As with countries and cities, different cultures give a whole new take on how things are run, accounting, its practices and how many employees they have are much the same. Here, we will take a look at how culture impacts accounting in various countries.
For years, China found accounting to be a kind of threat to its economy and many accountants were shipped off to re-education camps in order to minimize the “damage”. Luckily, the Chinese government has begun to adopt international accounting practices and procedures.
The major difference between China and the United States is that the Chinese government owns and controls the largest private and public firms. These firms are separated by township and village enterprises. In the public sector, China only employs between 7500 and 8000 people. However, the private sector has more than 30,000 employees.
Much of this growth is due to American companies, with branches in China.
There seems to be no greater divide in accounting practices between countries than there is between Germany and the United States. It seems that German employees have virtually no options in flexibility and are forced to work longer hours.
In addition, they are trained in a manner that does not allow any mistakes or variations in how they perform their work and complete tasks.
This is different from the United States in that, employees here are trained on general principles and are usually allowed some freedom in how they perform their work. In addition, there is much flexibility here in work hours, where there is a busy season and a slow season.
In 2004, Mexico adopted IFRS practices and many changes have taken place. Amongst the biggest of changes, IMCP (Mexican Institute of Public Accountants) no longer issues Mexican FRS. Now those responsibilities are handled by CINIF (Mexican Board for Research and Development of Financial Reporting Standards).

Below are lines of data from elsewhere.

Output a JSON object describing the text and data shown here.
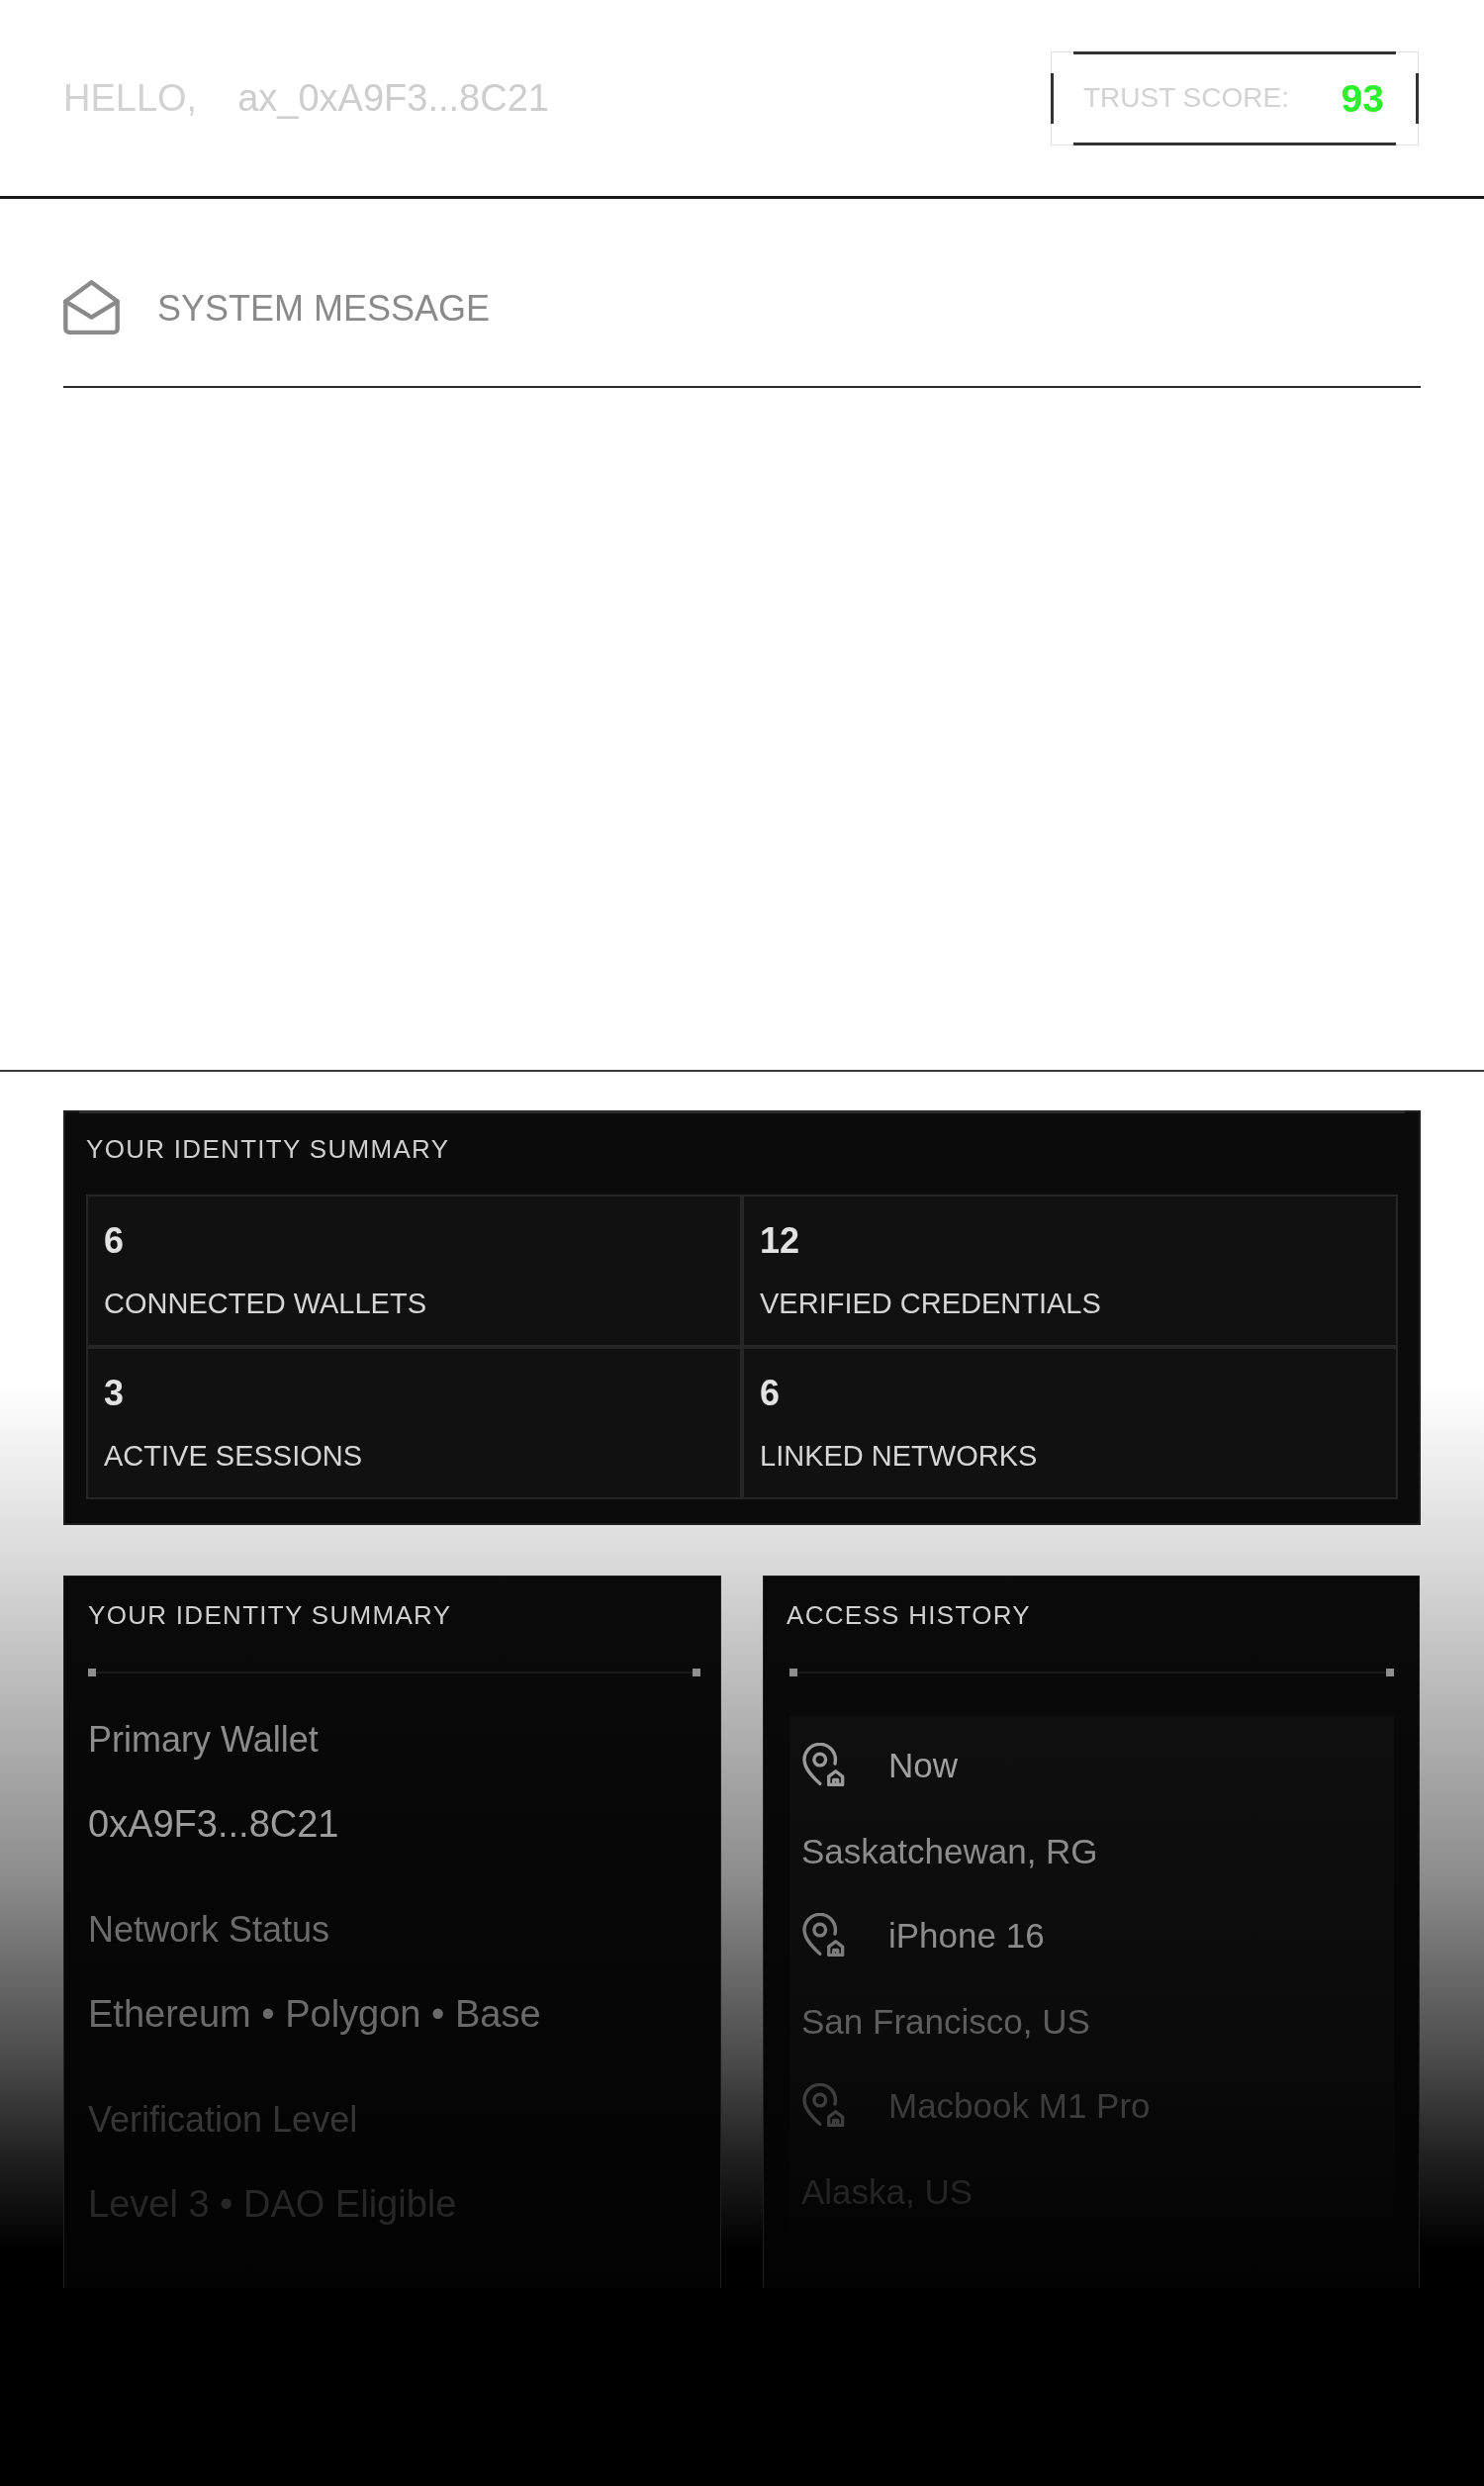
{
  "header": {
    "greeting": "HELLO,",
    "user_id": "ax_0xA9F3...8C21",
    "trust_score": {
      "label": "TRUST SCORE:",
      "value": "93"
    }
  },
  "system_message": {
    "title": "SYSTEM MESSAGE"
  },
  "identity_summary": {
    "title": "YOUR IDENTITY SUMMARY",
    "stats": [
      {
        "value": "6",
        "label": "CONNECTED WALLETS"
      },
      {
        "value": "12",
        "label": "VERIFIED CREDENTIALS"
      },
      {
        "value": "3",
        "label": "ACTIVE SESSIONS"
      },
      {
        "value": "6",
        "label": "LINKED NETWORKS"
      }
    ]
  },
  "identity_details": {
    "title": "YOUR IDENTITY SUMMARY",
    "fields": [
      {
        "label": "Primary Wallet",
        "value": "0xA9F3...8C21"
      },
      {
        "label": "Network Status",
        "value": "Ethereum • Polygon • Base"
      },
      {
        "label": "Verification Level",
        "value": "Level 3 • DAO Eligible"
      }
    ]
  },
  "access_history": {
    "title": "ACCESS HISTORY",
    "entries": [
      {
        "title": "Now",
        "location": "Saskatchewan, RG"
      },
      {
        "title": "iPhone 16",
        "location": "San Francisco, US"
      },
      {
        "title": "Macbook M1 Pro",
        "location": "Alaska, US"
      }
    ]
  }
}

In addition, the names of many of their practices have changed in order to coincide with IFRS.
Spain and the United Kingdom
The UK and Spain have opted to adopt IFRS, which makes accounting practices between the two countries and the US very much the same. This is one example of how the accounting world is changing. There is no longer the issue of cultural accounting differences causing issues in calculating trade, the world’s economy, and other factors.
Adoption of IFRS
More than 100 countries throughout the world have adopted these practices, which makes trade and the world economy more stable. Those countries where the top four firms, such as Ernst & Young have branches have seen a more stable economy and better growth per capita.
IFRS allows for a single set of high quality standards, by which accounting firms, whether public or private can apply to their practices. In addition, capital lost to applying different standards is long gone for those countries that have converted to IFRS.
In addition, decision making has been simplified to a certain degree and for lack of better terminology, it’s more like comparing oranges to oranges, instead oranges to tomatoes.